This was the identification of an improvement. I saw a need. We could save hours and hours of emails, phone calls, and fingers to keyboards and calculators if I could find a way to "automate" the process. That is only the beginning of Conceive. I knew there was a need and determined a potential way to fill it. However this isn't the full step of Conceive.

The FULL steps included a list of resources (I tried to recruit help, but, as is typical with most projects that don't come from above, everyone was "busy"), an evaluation of what those resources could contribute, a schedule to move forward, and most importantly, an end goal to work towards. In this case I knew my talents, which made parts 1 and 2 easy. I am not a computer programmer. Anyone reading this who knows SQL will probably cringe, but I decided that I was Microsoft Excel savvy enough to build logic statements to determine the criteria for which rule to take effect.

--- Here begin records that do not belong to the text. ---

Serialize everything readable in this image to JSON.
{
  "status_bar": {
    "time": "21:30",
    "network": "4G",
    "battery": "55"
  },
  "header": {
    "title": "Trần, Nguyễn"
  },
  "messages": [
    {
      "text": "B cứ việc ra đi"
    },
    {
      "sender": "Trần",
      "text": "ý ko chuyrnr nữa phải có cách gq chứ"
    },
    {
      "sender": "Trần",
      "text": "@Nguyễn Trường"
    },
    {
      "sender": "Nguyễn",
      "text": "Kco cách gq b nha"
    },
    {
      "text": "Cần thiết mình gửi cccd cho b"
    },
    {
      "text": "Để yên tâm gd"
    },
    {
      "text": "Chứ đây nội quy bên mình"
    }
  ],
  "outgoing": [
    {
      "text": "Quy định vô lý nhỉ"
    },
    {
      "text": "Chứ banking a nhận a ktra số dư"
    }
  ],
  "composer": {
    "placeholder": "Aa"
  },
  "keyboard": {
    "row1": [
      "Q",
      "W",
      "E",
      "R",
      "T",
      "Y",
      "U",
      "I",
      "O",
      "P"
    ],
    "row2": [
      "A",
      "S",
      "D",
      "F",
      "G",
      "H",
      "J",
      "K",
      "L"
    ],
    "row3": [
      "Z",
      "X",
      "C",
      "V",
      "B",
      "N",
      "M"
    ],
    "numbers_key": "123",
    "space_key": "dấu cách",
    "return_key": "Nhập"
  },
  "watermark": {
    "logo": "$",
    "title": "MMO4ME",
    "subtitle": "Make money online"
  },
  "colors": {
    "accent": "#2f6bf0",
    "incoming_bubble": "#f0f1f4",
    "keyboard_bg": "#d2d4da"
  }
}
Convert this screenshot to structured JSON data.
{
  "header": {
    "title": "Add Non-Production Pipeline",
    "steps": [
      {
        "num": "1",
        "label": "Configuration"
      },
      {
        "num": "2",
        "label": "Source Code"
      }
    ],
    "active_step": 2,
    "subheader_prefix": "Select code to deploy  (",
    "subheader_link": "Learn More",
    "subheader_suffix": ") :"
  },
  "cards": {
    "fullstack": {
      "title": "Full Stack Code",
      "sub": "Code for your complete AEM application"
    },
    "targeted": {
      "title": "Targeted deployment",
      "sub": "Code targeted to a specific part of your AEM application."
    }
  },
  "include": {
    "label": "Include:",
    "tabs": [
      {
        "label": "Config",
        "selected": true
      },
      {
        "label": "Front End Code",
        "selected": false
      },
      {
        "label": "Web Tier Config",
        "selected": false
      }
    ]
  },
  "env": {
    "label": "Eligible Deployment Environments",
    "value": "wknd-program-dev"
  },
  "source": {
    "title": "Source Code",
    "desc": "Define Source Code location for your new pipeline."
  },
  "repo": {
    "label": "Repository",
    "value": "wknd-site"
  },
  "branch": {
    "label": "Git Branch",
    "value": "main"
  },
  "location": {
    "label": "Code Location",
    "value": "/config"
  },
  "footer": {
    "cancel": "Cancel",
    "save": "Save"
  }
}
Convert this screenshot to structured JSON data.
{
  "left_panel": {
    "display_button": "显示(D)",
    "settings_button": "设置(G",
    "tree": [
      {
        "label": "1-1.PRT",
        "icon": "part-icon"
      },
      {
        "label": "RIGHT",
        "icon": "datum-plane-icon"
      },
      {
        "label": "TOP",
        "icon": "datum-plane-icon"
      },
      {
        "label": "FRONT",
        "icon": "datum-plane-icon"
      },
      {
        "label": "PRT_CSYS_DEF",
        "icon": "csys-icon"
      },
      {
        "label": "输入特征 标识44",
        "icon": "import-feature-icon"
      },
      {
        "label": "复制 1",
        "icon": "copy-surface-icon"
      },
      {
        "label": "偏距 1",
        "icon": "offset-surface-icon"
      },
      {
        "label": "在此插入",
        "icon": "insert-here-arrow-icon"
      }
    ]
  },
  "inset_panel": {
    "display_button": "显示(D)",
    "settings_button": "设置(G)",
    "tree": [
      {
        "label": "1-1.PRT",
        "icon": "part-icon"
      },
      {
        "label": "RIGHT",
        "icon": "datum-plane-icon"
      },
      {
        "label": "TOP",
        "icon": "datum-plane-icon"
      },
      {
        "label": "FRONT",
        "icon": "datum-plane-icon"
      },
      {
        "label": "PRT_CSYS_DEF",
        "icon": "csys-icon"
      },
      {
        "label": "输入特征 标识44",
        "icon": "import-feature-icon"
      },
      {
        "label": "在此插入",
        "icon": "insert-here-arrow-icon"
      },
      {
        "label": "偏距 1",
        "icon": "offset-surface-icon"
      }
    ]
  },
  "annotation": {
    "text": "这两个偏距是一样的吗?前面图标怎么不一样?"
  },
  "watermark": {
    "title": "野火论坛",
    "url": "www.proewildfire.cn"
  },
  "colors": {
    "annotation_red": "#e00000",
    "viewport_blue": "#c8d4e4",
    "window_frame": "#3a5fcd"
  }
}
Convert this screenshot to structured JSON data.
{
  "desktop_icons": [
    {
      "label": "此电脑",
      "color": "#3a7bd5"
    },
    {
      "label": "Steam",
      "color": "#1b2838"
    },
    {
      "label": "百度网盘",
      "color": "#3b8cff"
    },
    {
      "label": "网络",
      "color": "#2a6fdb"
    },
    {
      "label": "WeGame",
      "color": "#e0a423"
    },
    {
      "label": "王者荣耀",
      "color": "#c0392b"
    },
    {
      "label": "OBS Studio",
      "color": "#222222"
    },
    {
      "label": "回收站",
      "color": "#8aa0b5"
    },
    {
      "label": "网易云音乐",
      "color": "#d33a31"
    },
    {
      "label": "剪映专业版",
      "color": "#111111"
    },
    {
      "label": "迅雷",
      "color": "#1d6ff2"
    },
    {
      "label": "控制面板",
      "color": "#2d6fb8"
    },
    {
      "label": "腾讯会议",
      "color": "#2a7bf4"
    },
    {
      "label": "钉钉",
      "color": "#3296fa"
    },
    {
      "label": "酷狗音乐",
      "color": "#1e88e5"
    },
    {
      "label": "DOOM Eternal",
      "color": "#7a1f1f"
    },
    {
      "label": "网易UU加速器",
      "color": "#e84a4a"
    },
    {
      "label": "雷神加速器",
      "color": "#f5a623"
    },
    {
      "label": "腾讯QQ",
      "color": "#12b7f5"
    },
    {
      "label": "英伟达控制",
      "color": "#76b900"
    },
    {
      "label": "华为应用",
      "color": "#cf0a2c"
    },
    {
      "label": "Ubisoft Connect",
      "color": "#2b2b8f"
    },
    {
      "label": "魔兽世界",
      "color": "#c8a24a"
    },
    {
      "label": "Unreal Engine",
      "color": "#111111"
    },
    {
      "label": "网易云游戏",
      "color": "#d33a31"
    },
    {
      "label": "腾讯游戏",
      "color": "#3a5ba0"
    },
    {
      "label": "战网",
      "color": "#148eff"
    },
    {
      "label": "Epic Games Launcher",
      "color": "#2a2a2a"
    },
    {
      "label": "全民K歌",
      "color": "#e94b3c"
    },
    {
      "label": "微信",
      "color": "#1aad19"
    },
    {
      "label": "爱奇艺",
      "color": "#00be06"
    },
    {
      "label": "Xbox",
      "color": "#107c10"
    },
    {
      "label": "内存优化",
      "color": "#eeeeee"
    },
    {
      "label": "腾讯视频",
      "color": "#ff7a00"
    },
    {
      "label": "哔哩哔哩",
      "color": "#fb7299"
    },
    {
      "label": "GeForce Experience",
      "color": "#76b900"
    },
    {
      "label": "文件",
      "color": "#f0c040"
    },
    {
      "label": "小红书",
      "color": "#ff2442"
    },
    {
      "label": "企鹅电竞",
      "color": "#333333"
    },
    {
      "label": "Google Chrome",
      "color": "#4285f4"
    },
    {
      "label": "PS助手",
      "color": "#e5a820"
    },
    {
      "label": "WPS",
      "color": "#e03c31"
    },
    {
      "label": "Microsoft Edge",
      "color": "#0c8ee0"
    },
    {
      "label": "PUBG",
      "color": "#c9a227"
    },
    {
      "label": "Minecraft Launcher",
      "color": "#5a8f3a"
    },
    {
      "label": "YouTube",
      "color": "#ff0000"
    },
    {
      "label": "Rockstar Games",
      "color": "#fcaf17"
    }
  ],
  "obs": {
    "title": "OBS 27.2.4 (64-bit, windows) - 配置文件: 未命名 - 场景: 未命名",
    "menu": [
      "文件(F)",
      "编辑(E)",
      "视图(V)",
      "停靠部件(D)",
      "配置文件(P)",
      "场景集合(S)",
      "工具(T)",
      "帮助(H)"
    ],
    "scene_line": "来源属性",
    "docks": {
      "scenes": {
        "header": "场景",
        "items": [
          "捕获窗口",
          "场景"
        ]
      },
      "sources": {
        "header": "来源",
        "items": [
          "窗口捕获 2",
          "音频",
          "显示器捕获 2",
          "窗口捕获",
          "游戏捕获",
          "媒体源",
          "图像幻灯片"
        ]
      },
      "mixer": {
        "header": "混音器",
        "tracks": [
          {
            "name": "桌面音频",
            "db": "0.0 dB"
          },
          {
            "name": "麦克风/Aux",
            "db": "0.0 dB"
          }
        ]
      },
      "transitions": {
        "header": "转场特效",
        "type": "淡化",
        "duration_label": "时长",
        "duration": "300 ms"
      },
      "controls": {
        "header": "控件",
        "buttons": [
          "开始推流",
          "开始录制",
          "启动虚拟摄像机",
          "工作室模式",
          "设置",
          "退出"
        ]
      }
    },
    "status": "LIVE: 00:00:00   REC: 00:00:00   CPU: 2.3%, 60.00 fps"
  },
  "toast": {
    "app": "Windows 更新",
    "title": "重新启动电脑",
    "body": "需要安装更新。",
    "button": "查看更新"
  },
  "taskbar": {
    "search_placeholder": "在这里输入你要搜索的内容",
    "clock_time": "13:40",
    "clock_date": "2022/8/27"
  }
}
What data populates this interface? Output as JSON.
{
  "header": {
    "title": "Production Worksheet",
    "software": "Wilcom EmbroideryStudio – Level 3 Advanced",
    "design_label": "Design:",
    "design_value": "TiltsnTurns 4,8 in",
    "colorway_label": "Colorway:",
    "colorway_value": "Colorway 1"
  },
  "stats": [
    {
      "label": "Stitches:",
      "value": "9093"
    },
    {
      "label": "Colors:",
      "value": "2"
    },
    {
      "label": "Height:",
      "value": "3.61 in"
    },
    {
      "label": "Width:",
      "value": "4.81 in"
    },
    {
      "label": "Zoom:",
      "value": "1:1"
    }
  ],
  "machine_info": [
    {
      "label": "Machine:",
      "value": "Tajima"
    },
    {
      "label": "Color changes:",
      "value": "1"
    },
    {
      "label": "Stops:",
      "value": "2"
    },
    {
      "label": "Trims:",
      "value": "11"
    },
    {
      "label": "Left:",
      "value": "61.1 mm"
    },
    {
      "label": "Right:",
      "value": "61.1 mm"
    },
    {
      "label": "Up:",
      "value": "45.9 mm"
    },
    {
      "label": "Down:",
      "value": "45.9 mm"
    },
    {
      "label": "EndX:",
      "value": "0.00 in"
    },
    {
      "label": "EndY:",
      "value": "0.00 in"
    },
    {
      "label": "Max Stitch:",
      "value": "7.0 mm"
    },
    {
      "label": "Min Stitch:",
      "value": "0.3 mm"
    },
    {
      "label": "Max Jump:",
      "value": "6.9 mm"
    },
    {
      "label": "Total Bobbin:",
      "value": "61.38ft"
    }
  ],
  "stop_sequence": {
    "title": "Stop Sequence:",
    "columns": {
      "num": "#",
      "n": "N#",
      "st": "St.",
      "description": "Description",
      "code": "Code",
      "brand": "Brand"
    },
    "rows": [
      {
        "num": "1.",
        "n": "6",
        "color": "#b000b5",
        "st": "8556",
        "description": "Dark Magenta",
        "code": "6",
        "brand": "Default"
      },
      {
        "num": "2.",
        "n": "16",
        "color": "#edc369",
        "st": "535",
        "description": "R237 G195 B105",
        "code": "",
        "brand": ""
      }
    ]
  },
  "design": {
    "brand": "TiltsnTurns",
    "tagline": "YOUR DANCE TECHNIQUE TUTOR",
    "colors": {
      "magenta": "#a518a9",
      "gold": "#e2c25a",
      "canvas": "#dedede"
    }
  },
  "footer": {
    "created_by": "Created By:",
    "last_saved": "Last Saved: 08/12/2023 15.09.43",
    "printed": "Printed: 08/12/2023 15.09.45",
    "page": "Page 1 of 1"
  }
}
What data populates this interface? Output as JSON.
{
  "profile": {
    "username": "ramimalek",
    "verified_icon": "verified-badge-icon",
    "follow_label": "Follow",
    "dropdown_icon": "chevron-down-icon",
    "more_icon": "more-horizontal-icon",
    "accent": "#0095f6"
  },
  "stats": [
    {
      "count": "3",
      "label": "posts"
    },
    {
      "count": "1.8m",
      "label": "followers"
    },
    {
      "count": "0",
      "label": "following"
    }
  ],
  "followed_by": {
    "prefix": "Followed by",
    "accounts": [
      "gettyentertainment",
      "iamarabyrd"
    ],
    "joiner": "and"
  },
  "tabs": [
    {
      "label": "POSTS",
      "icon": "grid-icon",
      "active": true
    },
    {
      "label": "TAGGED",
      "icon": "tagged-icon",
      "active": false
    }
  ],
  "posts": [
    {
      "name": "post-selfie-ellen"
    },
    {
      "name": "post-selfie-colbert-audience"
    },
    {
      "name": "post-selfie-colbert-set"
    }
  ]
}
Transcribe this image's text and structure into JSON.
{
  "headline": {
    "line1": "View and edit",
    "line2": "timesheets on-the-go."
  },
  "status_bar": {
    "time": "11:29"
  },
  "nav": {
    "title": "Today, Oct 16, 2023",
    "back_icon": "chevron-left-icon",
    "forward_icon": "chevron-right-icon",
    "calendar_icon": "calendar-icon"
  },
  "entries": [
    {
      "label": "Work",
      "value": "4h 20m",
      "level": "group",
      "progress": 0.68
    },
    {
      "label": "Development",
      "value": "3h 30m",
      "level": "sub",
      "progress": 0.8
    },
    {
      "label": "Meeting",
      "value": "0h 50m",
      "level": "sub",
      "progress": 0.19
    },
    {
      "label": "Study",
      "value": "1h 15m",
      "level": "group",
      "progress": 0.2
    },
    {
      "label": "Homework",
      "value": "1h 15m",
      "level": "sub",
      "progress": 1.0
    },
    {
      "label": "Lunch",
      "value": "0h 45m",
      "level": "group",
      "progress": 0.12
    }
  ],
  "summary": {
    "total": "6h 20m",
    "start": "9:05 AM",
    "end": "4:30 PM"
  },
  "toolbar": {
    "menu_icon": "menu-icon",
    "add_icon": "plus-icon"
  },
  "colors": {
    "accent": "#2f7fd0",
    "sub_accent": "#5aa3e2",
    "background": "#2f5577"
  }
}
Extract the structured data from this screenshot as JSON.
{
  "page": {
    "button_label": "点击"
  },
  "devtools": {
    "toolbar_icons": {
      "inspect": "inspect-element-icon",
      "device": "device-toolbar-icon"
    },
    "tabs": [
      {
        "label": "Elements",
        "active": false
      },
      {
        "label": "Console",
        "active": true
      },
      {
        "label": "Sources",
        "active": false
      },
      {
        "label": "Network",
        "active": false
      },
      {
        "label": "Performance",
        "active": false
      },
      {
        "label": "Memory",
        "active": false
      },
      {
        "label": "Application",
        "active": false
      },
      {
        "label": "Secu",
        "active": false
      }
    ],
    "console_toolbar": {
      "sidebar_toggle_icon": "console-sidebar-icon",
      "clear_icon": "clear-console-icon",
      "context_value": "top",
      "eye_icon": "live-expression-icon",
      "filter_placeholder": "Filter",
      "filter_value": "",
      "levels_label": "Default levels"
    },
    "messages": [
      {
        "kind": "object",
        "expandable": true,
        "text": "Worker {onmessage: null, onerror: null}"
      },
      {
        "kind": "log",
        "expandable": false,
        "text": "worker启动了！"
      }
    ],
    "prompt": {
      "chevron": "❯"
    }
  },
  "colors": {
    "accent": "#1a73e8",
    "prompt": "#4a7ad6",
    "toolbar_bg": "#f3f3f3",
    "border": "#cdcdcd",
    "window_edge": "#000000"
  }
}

I couldn't work on this during company time, instead I needed to do this at home. I didn't want to take away from time with my new born son, so that meant after he went to bed. I would work on this from 8-10 PM on weeknights (and try to slide in weekends). But that wasn't specific enough. I picked Thursdays as the day of the week that I would work on this (Monday being Heroes night; Tuesday was Toastmaster prep night; Wednesday was Toastmaster presentation or PMI night, and Friday was quality time with the wife!). What about the remainder of the timetable? I decided that 3 months is long enough to create an Excel spreadsheet and present it to my boss (who, by the way, didn't know I was working on this). The end goal for this project was a spreadsheet that anyone could use to determine PO values regardless of which production facility the PO went to. Calculation time would drop dramatically because only contract data would be needed. And, if the spreadsheet was viable, it would cut the arguments down as well, since the formulas were built in! Ambitious, but I thought completely doable. My solution was Conceived. 

Next week, I'll talk about how I Communicated my plan to my coworkers, the order processing group, and my boss; not to mention my lovely wife. In 2 weeks, I'll discuss the Command portion, with the actual execution, test cases, and adoption. Finally, Closing, with Lessons Learned and a rather startling discovery. I hope you stick with me!